If offered the opportunity to provide for their family even after they are gone, many people would embrace it. Estate plans provide that opportunity.
An estate plan is a compilation of a few different documents, which parties usually choose according to their needs. People who are creating their estate plans may wonder whether a will or trust would be best for them. The characteristics of the two documents may help in making that decision.
Most people are familiar with wills. These documents allow parties to designate the distribution of their assets in detail, as well as add any stipulations they may desire. For parents of small children or those with disabilities, a will can be quite helpful. As things change, estate holders may modify or replace their wills as they desire. In accordance with the will laws, the will must go through a probate process. During this process, the executor settles all debts and pays any taxes, after which the executor distributes the remaining estate assets as the will designates.
A trust is a form of account set aside for a specific beneficiary that an estate holder may transfer assets to outside of the estate. Once the assets are in the trust, they are no longer a part of the estate, and therefore are not subject to estate taxes. Also, with the trust being a separate entity, it is not as easy to make alterations as with a will; in fact, in some cases, such as with irrevocable trusts, it is not possible to make any changes after the trust is put into place. The different types of trusts have their own stipulations and requirements, which are important for estate holders to understand before establishment.

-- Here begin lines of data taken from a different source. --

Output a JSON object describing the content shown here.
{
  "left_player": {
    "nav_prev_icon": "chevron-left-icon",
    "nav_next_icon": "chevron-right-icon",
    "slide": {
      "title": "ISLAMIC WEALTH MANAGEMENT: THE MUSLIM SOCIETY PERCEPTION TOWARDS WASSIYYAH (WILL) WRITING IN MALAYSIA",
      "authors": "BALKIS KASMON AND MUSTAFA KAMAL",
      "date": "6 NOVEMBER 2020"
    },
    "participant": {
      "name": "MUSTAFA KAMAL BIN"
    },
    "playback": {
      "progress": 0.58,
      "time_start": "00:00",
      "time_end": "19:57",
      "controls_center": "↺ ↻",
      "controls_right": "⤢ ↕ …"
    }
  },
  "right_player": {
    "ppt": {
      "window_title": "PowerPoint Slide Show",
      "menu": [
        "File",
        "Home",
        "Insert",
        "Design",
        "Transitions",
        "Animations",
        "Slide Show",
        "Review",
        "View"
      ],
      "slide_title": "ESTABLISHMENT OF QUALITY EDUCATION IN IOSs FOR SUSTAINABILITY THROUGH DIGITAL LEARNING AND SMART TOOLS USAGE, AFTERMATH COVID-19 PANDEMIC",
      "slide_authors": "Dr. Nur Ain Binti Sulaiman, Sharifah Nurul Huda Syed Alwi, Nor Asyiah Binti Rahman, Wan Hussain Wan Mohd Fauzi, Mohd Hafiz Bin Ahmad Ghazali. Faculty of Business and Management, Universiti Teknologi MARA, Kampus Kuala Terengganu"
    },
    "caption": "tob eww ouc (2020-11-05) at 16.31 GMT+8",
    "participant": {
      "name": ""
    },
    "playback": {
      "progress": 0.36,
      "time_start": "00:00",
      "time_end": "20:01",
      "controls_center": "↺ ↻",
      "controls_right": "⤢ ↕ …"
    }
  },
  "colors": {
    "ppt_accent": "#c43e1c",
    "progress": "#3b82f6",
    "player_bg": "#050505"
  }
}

Although wills and trusts can perform some of the same duties, they are completely different entities. Those debating between the two may benefit from speaking with a knowledgeable attorney.